The beaches are empty, ice cream vans silent and the deck chairs stacked away but tourists, many of them Millennials, are still flocking to the Mornington Peninsula in droves. Peninsula Link goes part-way to explaining the surge but the real kicker is found in beautiful winter images amassing on social media.

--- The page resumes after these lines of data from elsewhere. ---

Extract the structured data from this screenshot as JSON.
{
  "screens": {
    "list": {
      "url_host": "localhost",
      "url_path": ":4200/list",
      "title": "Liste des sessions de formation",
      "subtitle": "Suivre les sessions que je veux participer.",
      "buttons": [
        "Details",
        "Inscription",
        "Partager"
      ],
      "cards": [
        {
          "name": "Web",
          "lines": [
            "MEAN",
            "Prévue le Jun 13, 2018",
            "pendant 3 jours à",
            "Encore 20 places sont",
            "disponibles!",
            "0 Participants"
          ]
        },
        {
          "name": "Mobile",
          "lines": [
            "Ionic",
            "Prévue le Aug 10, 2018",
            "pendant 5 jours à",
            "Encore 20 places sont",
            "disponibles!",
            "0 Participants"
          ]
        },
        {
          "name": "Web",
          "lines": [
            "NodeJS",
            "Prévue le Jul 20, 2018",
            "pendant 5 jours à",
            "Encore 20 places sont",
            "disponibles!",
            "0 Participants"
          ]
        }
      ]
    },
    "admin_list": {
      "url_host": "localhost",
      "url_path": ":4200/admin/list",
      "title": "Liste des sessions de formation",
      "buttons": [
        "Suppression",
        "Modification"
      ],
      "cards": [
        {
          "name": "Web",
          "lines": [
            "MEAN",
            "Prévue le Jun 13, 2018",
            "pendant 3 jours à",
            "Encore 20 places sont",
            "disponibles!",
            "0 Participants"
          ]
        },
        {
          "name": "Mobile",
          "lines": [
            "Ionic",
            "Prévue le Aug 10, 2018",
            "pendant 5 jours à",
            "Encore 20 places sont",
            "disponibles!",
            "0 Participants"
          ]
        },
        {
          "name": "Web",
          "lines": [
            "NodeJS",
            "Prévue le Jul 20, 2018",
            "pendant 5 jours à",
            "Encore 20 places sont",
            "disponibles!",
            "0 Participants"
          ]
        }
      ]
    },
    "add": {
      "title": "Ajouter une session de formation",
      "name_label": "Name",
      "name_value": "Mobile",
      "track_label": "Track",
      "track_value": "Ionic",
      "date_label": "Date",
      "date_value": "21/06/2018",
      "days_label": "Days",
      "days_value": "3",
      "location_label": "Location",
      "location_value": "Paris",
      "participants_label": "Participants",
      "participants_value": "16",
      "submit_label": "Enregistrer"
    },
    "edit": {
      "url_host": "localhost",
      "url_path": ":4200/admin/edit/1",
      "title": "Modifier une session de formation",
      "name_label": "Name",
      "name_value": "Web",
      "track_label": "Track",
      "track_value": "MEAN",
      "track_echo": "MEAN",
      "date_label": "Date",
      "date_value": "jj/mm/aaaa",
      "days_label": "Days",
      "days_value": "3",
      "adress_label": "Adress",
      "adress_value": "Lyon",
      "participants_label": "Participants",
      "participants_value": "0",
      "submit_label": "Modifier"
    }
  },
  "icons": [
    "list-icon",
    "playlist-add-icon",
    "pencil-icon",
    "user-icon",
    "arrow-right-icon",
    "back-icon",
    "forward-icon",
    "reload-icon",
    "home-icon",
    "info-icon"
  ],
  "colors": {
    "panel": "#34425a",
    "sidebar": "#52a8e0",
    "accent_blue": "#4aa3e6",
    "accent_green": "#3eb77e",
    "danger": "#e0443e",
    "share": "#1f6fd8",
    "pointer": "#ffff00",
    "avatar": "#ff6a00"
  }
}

Millennials love to travel, and their wanderlust for wine, food and adventure is found in imagery that connects people with Western Port, the new go-to-place for a winter escape. It's cold, the sky is grey and nature is all delicate and fragile yet they come to the bay with a gorgeous greenness and wide-screen palette of soft oily colours and evocative light. Visitors roam around, wrapped in furs and hanging around cellar doors, sculpture parks and flowering gums. Winter feasting has embellished the region on Instagram, Facebook and Twitter with streams of wintery snapshots celebrating drinking cool climate wines while wearing a beanie.
Just outside sleepy Balnarring, the $50million Jackalope Hotel is full of cutting-edge design and dark cosy corners. Here, the Rare Hare cloakroom, festooned in rabbit pelts, is the most photographed cubic-metre on the Peninsula. Hot spots such as Foxeys Hangout, Polperro and Port Phillip Estate also create a warm pictorial narrative on Instagram and Facebook.
Wine tourism is a bit like social media. If you are all alone on Facebook it’s of no interest. But if you are many, and the offer is exciting, things start to happen. Jackalope and other new eateries have got Peninsula visitors buzzing. The $40million Point Leo Estate winery, sculpture park and restaurant opened with ex-Rockpool chef, Phil Wood on the tools, in a dining room overlooking the vast ocean beyond Western Port Bay. The more wineries, restaurants, hotels, and shops that are involved and cooperate, the better it works. The wine pioneers of this region remain a close-knit and collaborative group. It’s been a long wait, but now there’s genuine excitement about the offer and they are all saying, 'bring it on!'